“No, no, no,” Lucía shook her head fiercely as curls of white smoke escaped from her lips. “You shouldn’t be in Cerro de Águila by yourself. Crime is rampant over there.”
That following morning at the Novio’s new house in Cerro, I was woken up by the fourth-floor shaking as what sounded like a loud pop boomed throughout. I ran into the bathroom and slammed the door behind me.
Turns out the potential guns from the ‘crime capital’ of Seville were actually noisemakers of the neighborhood’s religious brotherhood.
Fifty days after Resurrection Sunday, those faithful to the Virgen del Rocío (which is practically all of Southern Spain) make a pilgrimage towards La Aldea, a small hamlet full of stately mansions and dirt roads. The striking hermitage – a grandiose white mirage set at the southern edge of la Aldea with views to the marshes of Doñana National Park – was first built on the supposed spot where Alfonso the Wise found an effigy of the Virgin Mother. Today, it’s popular for its most raucous fiesta in the middle of the springtime.

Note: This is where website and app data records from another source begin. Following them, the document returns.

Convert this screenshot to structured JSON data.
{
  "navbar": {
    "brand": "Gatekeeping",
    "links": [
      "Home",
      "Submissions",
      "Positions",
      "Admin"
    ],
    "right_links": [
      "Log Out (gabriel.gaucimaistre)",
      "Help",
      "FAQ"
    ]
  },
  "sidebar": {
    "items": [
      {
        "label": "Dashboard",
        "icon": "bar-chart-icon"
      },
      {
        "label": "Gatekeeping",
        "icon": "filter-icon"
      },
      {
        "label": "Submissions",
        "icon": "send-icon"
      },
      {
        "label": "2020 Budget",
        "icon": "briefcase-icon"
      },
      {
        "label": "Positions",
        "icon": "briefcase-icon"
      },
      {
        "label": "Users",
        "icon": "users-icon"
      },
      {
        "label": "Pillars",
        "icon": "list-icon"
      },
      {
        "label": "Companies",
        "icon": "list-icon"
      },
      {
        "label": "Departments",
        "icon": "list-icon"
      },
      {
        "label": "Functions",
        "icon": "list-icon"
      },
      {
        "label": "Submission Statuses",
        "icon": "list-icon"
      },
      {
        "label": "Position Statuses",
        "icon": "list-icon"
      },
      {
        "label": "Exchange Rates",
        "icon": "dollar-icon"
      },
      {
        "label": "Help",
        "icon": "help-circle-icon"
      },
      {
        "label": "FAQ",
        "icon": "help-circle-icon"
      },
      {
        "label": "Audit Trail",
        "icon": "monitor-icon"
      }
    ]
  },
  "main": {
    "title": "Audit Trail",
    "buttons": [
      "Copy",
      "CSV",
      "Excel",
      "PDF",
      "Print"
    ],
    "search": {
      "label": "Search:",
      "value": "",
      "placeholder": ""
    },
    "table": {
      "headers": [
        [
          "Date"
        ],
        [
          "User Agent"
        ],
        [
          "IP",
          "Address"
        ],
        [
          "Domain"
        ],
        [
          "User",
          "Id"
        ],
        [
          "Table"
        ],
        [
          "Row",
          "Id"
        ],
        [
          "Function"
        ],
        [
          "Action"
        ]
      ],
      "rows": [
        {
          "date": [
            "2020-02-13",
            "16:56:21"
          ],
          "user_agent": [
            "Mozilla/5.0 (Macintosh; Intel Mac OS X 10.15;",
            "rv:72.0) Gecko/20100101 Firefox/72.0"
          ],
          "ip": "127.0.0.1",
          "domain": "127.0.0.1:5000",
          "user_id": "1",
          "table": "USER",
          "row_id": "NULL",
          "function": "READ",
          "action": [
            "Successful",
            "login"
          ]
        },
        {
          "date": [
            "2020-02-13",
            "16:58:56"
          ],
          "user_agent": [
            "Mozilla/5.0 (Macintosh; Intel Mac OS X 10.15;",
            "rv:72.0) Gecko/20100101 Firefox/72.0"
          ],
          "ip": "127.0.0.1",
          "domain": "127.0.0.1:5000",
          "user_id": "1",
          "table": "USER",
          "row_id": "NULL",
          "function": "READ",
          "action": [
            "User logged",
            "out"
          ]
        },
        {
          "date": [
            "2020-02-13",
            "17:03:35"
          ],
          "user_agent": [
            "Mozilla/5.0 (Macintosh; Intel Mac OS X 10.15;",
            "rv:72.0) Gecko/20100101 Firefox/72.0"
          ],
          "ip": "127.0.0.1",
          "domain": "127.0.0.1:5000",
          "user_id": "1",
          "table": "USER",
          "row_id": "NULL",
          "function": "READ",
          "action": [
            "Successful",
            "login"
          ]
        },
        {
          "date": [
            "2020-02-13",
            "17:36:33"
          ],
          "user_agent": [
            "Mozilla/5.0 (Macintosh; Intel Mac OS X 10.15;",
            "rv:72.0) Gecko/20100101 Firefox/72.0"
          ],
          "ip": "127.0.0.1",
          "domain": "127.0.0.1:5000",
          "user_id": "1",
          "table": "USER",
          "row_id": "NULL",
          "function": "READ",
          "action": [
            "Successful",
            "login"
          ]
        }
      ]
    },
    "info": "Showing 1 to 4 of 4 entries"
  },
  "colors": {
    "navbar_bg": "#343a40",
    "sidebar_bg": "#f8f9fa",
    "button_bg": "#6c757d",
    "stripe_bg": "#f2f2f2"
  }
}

Seville counts five hermandades – Savlador and Triana are the most famous – whose numbers are staggering. On the Wednesday before Pentecost Sunday, covered wagons pulled by oxen, horses or even tractors set out towards the Almonte and la Aldea, following a silver-laden carriage with an image of the Rocío known as a simpecado. For many of the devout, this spiritual cleansing, characterized by sleeping and eating outdoors, song and dance and prayer, is the most important part.
When I worked in Olivares, many of my students went missing in the days leading up to El Rocío and the days surrounding Pentecost. I had a handful named Rocío or Paloma in homenage to the Virgin Mary who, quite possible, is the most revered in Andalucía.
Few things get me out of bed before 8am, but today I was already out the door at that time, Camarón fully charged and ready to shoot (the cohetes would have woken me up regardless). Mass at the chapel on calle Evangelista began at 7:30am, and the simpecado, preceeded by horses and pilgrims, left shortly thereafter. In the past, the carretas that carry supplied for the ten-day pilgrimage were allowed to traverse Triana, but city ordinance now mandate that the wagons start from Plaza Chapina at the northern end of the neighborhood.
I followed the crowd to Calle Pureza and the door of the Esperanza de Triana church. Here, in one of the most emblematic monuments of the barrio, the simpecado would pass, the devout would pray and the pilgrimage would truly begin.
Perched on the curb just opposite the gleaming white temple, itself a nod to its marisma counterpart 70 kilometers west, I watched as romeros – the name for pilgrims around these parts – flooded the streets. Men wear straw hats and women don flamenco dresses that are easier to walk in, all clutching medals that bear the Virgen del Rocío.
A three-piece band led the procession. Sevillanas with a twist, rocieras use a cane and a bass drum instead of cajas and flutes in place of guitars, and singers belt out songs proclaiming the glory of the Blanca Paloma. Behind them came romeros on horseback and the image of the Virgen herself.
Once the simpecado had reached the door of the church, pulled by two oxen, a man on horseback removed his had and, red faced, began to rally.¡Viva La Virgen del Rocío! ¡Viva la Blanca Paloma!¡Viva la Marismeña! Each battle cry was followed by a hearty ¡Viva!
“¡Y Viva Triana! ¡Viva Triana! ¡Viva Triana!”
Everyone around me erupted into song as petals were thrown from the roof of the church. While El Rocío has a steady dose of hedonism, the true root of the festival lies in soul-stirring devotion. I felt moved in the same way that Semana Santa touched me. People stopped shoving and began to cry, crossing themselves as they proclaimed that only in Heaven is the Virgen del Rocío more loved.
Want to read more about the festival? I attended the Pentecost Sunday activities –¡vestida de gitana! – in 2012.